The Incommunicable in Kate Chopin's The Awakening
An indescribable oppression, which seemed to generate in some unfamiliar part of her consciousness, filled her whole being with a vague anguish. (Chopin, 28)
The Awakening portrays a woman caught in the feminine role defined by her society. The real nature of Edna's problem is conveyed through different images and literary techniques rather than being directly mentioned. Although Edna’s inability to communicate her problem is rendered on both the story and discourse levels, on the story level this issue is limited to Edna’s inability to make sense of her suffering and communicate it to other characters. On the discourse level, however, Edna’s situation is conveyed through imagery and high symbolism rather than directly discussed.
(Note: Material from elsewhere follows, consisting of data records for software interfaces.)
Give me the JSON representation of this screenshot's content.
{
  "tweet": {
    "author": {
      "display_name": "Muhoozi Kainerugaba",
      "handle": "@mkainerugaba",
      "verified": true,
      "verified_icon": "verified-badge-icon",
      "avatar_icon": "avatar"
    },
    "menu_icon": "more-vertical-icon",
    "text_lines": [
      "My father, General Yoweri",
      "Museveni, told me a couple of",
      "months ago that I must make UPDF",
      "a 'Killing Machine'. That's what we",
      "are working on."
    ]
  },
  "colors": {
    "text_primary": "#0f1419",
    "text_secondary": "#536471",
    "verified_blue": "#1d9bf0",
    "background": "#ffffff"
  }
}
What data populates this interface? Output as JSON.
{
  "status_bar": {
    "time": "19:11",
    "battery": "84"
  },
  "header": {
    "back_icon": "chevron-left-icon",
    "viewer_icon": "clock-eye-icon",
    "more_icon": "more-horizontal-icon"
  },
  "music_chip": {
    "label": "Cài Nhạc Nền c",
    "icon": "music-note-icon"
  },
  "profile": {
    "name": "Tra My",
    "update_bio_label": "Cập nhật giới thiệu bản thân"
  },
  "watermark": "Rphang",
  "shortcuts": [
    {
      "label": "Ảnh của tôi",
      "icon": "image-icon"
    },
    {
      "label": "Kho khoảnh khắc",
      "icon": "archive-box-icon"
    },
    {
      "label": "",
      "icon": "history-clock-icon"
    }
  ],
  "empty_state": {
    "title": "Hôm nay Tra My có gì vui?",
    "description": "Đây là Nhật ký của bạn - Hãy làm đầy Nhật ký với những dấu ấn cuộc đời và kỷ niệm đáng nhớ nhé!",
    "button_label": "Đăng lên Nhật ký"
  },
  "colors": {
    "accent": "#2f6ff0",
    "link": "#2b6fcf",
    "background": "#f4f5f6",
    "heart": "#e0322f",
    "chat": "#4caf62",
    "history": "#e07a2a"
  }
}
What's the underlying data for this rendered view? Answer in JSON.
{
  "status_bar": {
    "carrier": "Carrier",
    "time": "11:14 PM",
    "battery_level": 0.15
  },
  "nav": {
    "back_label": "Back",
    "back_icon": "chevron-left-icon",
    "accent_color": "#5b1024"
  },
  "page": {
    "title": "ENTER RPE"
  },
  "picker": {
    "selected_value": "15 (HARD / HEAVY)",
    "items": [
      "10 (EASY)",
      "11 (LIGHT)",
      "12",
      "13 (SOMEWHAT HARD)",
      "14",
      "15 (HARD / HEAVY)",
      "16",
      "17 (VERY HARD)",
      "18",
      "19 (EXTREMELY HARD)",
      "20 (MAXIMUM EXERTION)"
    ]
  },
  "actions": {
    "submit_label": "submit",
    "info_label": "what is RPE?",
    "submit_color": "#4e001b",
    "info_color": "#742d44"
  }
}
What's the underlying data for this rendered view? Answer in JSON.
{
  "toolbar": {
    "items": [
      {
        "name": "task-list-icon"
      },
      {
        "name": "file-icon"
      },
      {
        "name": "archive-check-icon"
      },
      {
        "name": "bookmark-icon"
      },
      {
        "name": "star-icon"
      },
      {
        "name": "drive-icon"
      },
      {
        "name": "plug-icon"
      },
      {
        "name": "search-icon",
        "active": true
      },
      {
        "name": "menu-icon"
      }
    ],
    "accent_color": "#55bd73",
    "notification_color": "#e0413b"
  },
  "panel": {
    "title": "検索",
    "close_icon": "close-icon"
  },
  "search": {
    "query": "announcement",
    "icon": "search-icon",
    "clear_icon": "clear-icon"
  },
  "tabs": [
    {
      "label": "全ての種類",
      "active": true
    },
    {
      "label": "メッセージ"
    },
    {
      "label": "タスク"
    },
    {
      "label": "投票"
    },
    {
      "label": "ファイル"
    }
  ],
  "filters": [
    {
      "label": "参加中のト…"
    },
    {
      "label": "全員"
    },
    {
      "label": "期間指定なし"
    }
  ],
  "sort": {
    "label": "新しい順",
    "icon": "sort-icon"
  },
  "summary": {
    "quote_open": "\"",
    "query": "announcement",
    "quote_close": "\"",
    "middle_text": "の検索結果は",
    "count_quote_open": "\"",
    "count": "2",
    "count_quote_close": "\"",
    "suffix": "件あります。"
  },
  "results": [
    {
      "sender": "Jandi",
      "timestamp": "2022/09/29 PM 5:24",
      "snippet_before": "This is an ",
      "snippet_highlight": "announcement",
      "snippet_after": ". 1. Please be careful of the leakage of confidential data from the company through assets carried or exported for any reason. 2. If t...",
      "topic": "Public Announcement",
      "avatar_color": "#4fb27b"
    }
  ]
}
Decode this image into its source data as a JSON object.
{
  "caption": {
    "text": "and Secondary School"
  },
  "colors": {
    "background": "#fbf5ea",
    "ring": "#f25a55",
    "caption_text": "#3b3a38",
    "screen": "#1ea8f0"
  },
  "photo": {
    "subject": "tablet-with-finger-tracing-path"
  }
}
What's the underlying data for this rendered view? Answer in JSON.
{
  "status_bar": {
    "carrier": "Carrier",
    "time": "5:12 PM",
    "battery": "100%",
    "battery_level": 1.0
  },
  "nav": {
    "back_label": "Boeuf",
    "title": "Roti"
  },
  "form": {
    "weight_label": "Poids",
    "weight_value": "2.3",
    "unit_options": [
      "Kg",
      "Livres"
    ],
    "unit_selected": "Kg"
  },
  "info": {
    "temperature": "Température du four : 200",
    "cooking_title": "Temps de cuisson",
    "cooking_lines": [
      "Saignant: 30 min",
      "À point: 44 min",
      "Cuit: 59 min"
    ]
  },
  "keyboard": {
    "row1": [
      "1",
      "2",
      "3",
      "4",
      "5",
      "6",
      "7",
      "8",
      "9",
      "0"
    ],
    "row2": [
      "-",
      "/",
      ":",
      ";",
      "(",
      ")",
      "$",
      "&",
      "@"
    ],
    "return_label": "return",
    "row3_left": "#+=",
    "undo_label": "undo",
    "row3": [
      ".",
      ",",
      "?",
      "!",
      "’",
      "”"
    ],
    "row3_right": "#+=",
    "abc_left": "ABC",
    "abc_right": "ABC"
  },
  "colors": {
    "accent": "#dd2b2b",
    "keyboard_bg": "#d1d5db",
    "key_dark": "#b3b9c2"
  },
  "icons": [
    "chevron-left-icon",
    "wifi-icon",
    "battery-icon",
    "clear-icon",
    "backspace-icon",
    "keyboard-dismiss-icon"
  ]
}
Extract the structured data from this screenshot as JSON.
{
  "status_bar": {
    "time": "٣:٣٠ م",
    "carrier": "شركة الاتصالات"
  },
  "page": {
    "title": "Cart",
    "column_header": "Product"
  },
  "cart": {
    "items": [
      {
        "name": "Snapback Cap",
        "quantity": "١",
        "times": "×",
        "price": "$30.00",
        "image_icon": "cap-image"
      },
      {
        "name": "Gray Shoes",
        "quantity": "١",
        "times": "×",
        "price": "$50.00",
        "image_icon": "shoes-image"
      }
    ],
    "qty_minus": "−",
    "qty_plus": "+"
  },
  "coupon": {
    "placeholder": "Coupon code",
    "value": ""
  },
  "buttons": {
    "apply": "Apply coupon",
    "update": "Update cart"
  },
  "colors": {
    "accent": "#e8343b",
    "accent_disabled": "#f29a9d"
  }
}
Edna is caught between the conventional and the unconventional, between what society expects her to be and what she shouldn't be: "at the very early period she had apprehended instinctively the dual life—that outward existence which conforms, the inward life which questions" (35). This characteristic of Edna is highlighted through some recurrent images or is symbolically conveyed in some of her relationships with the other characters of the novel.
The image of the unmarried "young...
Join Now to View Premium Content
GradeSaver provides access to 723 study guide PDFs and quizzes, 4152 literature essays, 1398 sample college application essays, 171 lesson plans, and ad-free surfing in this premium content, “Members Only” section of the site! Membership includes a 10% discount on all editing orders.
Already a member? Log in